**ACTION ITEM:**
Output the data once more, exactly as given.

**SOURCE DATA:**
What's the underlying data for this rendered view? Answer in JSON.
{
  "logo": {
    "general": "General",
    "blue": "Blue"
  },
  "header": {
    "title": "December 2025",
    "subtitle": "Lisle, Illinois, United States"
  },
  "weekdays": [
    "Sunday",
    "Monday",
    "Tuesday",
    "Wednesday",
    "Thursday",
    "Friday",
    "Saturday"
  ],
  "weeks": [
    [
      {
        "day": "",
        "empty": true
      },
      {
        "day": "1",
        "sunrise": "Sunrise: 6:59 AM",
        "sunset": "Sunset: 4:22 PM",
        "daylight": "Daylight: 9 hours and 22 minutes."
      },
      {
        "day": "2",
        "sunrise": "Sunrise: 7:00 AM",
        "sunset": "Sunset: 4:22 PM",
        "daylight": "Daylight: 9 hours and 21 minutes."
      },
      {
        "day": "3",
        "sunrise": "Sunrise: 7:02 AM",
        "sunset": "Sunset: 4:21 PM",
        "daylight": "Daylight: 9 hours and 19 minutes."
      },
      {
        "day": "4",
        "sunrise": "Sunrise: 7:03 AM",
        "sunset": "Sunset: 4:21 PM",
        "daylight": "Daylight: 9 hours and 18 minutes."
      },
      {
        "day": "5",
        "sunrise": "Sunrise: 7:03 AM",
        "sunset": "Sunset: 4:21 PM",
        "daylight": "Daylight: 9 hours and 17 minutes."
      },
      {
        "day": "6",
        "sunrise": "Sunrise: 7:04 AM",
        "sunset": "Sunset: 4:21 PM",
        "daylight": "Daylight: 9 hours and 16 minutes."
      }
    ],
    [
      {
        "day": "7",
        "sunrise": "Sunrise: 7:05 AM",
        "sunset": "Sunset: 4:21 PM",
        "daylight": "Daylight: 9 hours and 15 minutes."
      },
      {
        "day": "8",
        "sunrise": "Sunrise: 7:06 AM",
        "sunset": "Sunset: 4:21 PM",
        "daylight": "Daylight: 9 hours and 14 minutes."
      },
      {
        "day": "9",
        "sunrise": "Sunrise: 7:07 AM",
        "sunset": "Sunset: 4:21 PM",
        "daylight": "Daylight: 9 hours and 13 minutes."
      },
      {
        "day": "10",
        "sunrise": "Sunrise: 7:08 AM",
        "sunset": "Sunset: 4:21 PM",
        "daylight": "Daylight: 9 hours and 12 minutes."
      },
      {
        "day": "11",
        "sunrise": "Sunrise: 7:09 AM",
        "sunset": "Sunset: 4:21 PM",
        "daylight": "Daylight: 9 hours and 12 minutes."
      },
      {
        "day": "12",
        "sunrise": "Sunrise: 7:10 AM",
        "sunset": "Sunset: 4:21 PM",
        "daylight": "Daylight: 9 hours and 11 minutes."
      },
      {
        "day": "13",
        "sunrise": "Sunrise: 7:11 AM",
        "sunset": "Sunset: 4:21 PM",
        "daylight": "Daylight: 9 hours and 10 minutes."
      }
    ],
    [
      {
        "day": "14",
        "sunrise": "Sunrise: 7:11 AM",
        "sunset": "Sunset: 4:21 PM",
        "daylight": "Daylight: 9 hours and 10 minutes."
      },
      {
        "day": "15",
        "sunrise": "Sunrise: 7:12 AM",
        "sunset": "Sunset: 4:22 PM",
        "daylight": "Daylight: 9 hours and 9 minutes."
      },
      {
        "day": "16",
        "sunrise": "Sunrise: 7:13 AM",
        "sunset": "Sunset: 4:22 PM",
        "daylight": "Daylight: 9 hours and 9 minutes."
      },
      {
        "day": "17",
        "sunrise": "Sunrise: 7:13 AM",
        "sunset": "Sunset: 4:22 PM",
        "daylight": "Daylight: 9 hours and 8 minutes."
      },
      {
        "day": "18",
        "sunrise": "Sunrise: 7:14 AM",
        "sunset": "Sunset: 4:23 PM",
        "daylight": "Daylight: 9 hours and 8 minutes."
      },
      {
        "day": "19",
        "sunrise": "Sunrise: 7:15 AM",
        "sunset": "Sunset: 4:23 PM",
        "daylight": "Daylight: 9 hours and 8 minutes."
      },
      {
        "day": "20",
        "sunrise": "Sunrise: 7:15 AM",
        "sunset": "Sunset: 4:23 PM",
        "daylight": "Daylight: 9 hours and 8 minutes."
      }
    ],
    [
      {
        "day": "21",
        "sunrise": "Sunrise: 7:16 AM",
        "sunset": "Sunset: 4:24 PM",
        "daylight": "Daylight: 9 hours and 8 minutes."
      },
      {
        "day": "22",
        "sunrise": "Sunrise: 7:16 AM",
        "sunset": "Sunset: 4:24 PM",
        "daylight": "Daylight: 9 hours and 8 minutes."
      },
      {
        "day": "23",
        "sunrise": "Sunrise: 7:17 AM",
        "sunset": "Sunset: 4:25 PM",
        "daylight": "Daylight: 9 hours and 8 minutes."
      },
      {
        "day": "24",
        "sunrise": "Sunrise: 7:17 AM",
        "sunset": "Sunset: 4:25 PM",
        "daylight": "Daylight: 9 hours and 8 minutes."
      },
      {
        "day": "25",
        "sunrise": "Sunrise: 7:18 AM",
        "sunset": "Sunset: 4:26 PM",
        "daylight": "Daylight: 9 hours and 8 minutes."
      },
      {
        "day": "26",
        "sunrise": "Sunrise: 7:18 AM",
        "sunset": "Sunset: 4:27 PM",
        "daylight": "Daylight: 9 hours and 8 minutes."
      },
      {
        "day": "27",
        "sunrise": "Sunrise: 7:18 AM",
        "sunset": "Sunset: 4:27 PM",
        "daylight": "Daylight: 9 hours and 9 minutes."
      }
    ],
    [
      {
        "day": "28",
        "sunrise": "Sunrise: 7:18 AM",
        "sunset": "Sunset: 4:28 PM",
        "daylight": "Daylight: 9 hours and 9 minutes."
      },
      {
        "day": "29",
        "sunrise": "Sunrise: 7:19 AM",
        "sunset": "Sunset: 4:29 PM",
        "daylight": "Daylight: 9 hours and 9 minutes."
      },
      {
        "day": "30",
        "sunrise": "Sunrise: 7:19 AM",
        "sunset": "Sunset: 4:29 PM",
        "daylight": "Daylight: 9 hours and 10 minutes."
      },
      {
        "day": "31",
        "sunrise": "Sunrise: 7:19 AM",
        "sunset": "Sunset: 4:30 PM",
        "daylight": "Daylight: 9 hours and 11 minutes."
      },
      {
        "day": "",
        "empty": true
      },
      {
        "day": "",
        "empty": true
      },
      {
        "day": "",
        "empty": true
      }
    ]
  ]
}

**EXERCISE RESPONSE:**
What's the underlying data for this rendered view? Answer in JSON.
{
  "logo": {
    "general": "General",
    "blue": "Blue"
  },
  "header": {
    "title": "December 2025",
    "subtitle": "Lisle, Illinois, United States"
  },
  "weekdays": [
    "Sunday",
    "Monday",
    "Tuesday",
    "Wednesday",
    "Thursday",
    "Friday",
    "Saturday"
  ],
  "weeks": [
    [
      {
        "day": "",
        "empty": true
      },
      {
        "day": "1",
        "sunrise": "Sunrise: 6:59 AM",
        "sunset": "Sunset: 4:22 PM",
        "daylight": "Daylight: 9 hours and 22 minutes."
      },
      {
        "day": "2",
        "sunrise": "Sunrise: 7:00 AM",
        "sunset": "Sunset: 4:22 PM",
        "daylight": "Daylight: 9 hours and 21 minutes."
      },
      {
        "day": "3",
        "sunrise": "Sunrise: 7:02 AM",
        "sunset": "Sunset: 4:21 PM",
        "daylight": "Daylight: 9 hours and 19 minutes."
      },
      {
        "day": "4",
        "sunrise": "Sunrise: 7:03 AM",
        "sunset": "Sunset: 4:21 PM",
        "daylight": "Daylight: 9 hours and 18 minutes."
      },
      {
        "day": "5",
        "sunrise": "Sunrise: 7:03 AM",
        "sunset": "Sunset: 4:21 PM",
        "daylight": "Daylight: 9 hours and 17 minutes."
      },
      {
        "day": "6",
        "sunrise": "Sunrise: 7:04 AM",
        "sunset": "Sunset: 4:21 PM",
        "daylight": "Daylight: 9 hours and 16 minutes."
      }
    ],
    [
      {
        "day": "7",
        "sunrise": "Sunrise: 7:05 AM",
        "sunset": "Sunset: 4:21 PM",
        "daylight": "Daylight: 9 hours and 15 minutes."
      },
      {
        "day": "8",
        "sunrise": "Sunrise: 7:06 AM",
        "sunset": "Sunset: 4:21 PM",
        "daylight": "Daylight: 9 hours and 14 minutes."
      },
      {
        "day": "9",
        "sunrise": "Sunrise: 7:07 AM",
        "sunset": "Sunset: 4:21 PM",
        "daylight": "Daylight: 9 hours and 13 minutes."
      },
      {
        "day": "10",
        "sunrise": "Sunrise: 7:08 AM",
        "sunset": "Sunset: 4:21 PM",
        "daylight": "Daylight: 9 hours and 12 minutes."
      },
      {
        "day": "11",
        "sunrise": "Sunrise: 7:09 AM",
        "sunset": "Sunset: 4:21 PM",
        "daylight": "Daylight: 9 hours and 12 minutes."
      },
      {
        "day": "12",
        "sunrise": "Sunrise: 7:10 AM",
        "sunset": "Sunset: 4:21 PM",
        "daylight": "Daylight: 9 hours and 11 minutes."
      },
      {
        "day": "13",
        "sunrise": "Sunrise: 7:11 AM",
        "sunset": "Sunset: 4:21 PM",
        "daylight": "Daylight: 9 hours and 10 minutes."
      }
    ],
    [
      {
        "day": "14",
        "sunrise": "Sunrise: 7:11 AM",
        "sunset": "Sunset: 4:21 PM",
        "daylight": "Daylight: 9 hours and 10 minutes."
      },
      {
        "day": "15",
        "sunrise": "Sunrise: 7:12 AM",
        "sunset": "Sunset: 4:22 PM",
        "daylight": "Daylight: 9 hours and 9 minutes."
      },
      {
        "day": "16",
        "sunrise": "Sunrise: 7:13 AM",
        "sunset": "Sunset: 4:22 PM",
        "daylight": "Daylight: 9 hours and 9 minutes."
      },
      {
        "day": "17",
        "sunrise": "Sunrise: 7:13 AM",
        "sunset": "Sunset: 4:22 PM",
        "daylight": "Daylight: 9 hours and 8 minutes."
      },
      {
        "day": "18",
        "sunrise": "Sunrise: 7:14 AM",
        "sunset": "Sunset: 4:23 PM",
        "daylight": "Daylight: 9 hours and 8 minutes."
      },
      {
        "day": "19",
        "sunrise": "Sunrise: 7:15 AM",
        "sunset": "Sunset: 4:23 PM",
        "daylight": "Daylight: 9 hours and 8 minutes."
      },
      {
        "day": "20",
        "sunrise": "Sunrise: 7:15 AM",
        "sunset": "Sunset: 4:23 PM",
        "daylight": "Daylight: 9 hours and 8 minutes."
      }
    ],
    [
      {
        "day": "21",
        "sunrise": "Sunrise: 7:16 AM",
        "sunset": "Sunset: 4:24 PM",
        "daylight": "Daylight: 9 hours and 8 minutes."
      },
      {
        "day": "22",
        "sunrise": "Sunrise: 7:16 AM",
        "sunset": "Sunset: 4:24 PM",
        "daylight": "Daylight: 9 hours and 8 minutes."
      },
      {
        "day": "23",
        "sunrise": "Sunrise: 7:17 AM",
        "sunset": "Sunset: 4:25 PM",
        "daylight": "Daylight: 9 hours and 8 minutes."
      },
      {
        "day": "24",
        "sunrise": "Sunrise: 7:17 AM",
        "sunset": "Sunset: 4:25 PM",
        "daylight": "Daylight: 9 hours and 8 minutes."
      },
      {
        "day": "25",
        "sunrise": "Sunrise: 7:18 AM",
        "sunset": "Sunset: 4:26 PM",
        "daylight": "Daylight: 9 hours and 8 minutes."
      },
      {
        "day": "26",
        "sunrise": "Sunrise: 7:18 AM",
        "sunset": "Sunset: 4:27 PM",
        "daylight": "Daylight: 9 hours and 8 minutes."
      },
      {
        "day": "27",
        "sunrise": "Sunrise: 7:18 AM",
        "sunset": "Sunset: 4:27 PM",
        "daylight": "Daylight: 9 hours and 9 minutes."
      }
    ],
    [
      {
        "day": "28",
        "sunrise": "Sunrise: 7:18 AM",
        "sunset": "Sunset: 4:28 PM",
        "daylight": "Daylight: 9 hours and 9 minutes."
      },
      {
        "day": "29",
        "sunrise": "Sunrise: 7:19 AM",
        "sunset": "Sunset: 4:29 PM",
        "daylight": "Daylight: 9 hours and 9 minutes."
      },
      {
        "day": "30",
        "sunrise": "Sunrise: 7:19 AM",
        "sunset": "Sunset: 4:29 PM",
        "daylight": "Daylight: 9 hours and 10 minutes."
      },
      {
        "day": "31",
        "sunrise": "Sunrise: 7:19 AM",
        "sunset": "Sunset: 4:30 PM",
        "daylight": "Daylight: 9 hours and 11 minutes."
      },
      {
        "day": "",
        "empty": true
      },
      {
        "day": "",
        "empty": true
      },
      {
        "day": "",
        "empty": true
      }
    ]
  ]
}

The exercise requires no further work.